Recently, EU member states have voted in favor of the AI Act, which is akin to GDPR in the way it governs AI usage. In the coming years, America will undoubtedly shape AI legislation on the basis of European policies. Meanwhile, US businesses will look towards businesses in the UK and EU for the tools needed to implement them.

3. Software-as-a-Service (SaaS)

SaaS is an even playing field: no matter where an SaaS solution is developed, it can equally succeed in any country with the right marketing and exposure.

Already, Europe is host to a variety of competitive SaaS companies that offer their services in the U.S. Germany’s SAP SE provides ERP and CRM products to global customers, while French Schneider Electric develops EcoStruxure IT, cloud-based IT management software for critical infrastructure companies.

SaaS products are among the easiest to market in the US, with the average company deploying 371 SaaS apps. It’s probably too much – even so, adoption isn’t slowing down, and the US SaaS market is expected to reach $181 billion by 2028.

Today, new SaaS companies can forge new and unexplored territory by integrating AI with their products (the aforementioned Stability AI and Mistral AI are also SaaS startups). As AI creates new and radical possibilities for SaaS tools, the doors are wide open for developers around the world to solve a problem first and do it better than anyone else.

4. Silicon and Semiconductors

While East Asia has been the largest global producer of semiconductors for many years, America is home to chip-manufacturing powerhouses Intel, AMD and Nvidia. In the face of increased demand, all companies are seeking to ramp up production of next-gen chips.

Unfortunately – as with cybersecurity and IT more generally – the US semiconductor industry is facing a shortage of workers that could reach between 70,000 and 90,000 in the next few years according to Deloitte. While Europe also suffers from a talent gap in the semiconductor industry, it has strengths U.S. partners could benefit from.

From NXP semiconductors in the Netherlands to STMicroelectronics in France, Europe leads the way in producing chips for connected devices including automobiles, Internet of Things (IoT) products and industrial equipment. As the US seeks to improve its silicon position, European companies can fill a gap by providing specialized chips and consulting for integration in next-gen applications.

Bringing European Innovation to the US

At Conveyance Marketing Group, we believe that foreign innovation makes American businesses stronger.

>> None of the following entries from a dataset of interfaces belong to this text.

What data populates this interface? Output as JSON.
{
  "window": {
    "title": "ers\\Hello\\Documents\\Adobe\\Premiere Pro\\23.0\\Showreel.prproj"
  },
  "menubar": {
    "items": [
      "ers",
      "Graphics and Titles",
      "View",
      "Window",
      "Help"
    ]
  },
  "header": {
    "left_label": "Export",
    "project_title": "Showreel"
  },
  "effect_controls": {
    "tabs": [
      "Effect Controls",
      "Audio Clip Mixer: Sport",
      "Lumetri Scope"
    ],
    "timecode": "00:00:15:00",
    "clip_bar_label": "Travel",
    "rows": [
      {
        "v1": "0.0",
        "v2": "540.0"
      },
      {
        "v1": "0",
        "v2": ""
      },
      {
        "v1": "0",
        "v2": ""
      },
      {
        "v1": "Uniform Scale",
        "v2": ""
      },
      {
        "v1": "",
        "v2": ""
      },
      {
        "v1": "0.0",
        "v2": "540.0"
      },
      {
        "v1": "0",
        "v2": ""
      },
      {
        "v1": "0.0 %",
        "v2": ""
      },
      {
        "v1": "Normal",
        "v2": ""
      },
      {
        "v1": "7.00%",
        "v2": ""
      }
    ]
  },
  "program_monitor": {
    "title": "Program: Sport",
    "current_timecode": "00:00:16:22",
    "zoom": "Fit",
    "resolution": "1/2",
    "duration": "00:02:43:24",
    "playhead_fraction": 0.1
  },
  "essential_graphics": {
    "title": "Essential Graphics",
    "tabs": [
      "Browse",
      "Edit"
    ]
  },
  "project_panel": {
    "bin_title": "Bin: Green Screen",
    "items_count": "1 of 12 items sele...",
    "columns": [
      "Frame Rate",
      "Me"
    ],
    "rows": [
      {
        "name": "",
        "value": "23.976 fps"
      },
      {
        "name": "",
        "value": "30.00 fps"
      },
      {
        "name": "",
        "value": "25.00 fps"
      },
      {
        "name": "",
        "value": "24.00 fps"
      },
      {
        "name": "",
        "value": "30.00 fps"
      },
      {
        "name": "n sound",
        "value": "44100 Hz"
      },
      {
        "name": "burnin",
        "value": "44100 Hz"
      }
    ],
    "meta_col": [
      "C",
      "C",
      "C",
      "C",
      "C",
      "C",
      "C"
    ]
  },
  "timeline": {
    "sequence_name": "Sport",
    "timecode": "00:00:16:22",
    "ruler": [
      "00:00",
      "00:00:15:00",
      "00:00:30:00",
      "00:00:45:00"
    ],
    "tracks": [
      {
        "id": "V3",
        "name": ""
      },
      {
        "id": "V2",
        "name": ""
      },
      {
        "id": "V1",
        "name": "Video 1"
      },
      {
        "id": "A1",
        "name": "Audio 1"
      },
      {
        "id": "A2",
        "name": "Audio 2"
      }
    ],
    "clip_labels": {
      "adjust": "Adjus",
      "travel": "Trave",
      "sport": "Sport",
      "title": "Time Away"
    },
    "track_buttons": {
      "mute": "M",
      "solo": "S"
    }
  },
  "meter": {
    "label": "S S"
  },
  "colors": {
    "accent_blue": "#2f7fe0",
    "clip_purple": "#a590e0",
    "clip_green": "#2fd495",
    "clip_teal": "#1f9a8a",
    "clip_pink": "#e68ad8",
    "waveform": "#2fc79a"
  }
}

Located an hour from the US capital, we provide UK and EU businesses guidance to navigate the US tech market.

With years of experience serving clients across diverse tech industries in the U.S. – including cybersecurity, AI, SaaS, enterprise IT services, life sciences and more – we provide all the services you need to make it in the Land of Opportunity:

  • Comprehensive market research
  • Strategic branding and messaging
  • Regulatory compliance expertise
  • Cutting-edge digital marketing techniques
  • Networking and partnerships
  • Engaging content for Web, social and email marketing

Want to learn more? Schedule a discovery session today.

Kristine Jacobson

Kristine Jacobson

Kristine Jacobson has more than 25 years of marketing and communications experience with notable corporate leaders as well as emerging market contenders. She offers expert marketing strategy with a touch of creative flair. Her extensive knowledge of strategic marketing, marketing plan execution, and branding illuminate the big picture without losing sight of the details.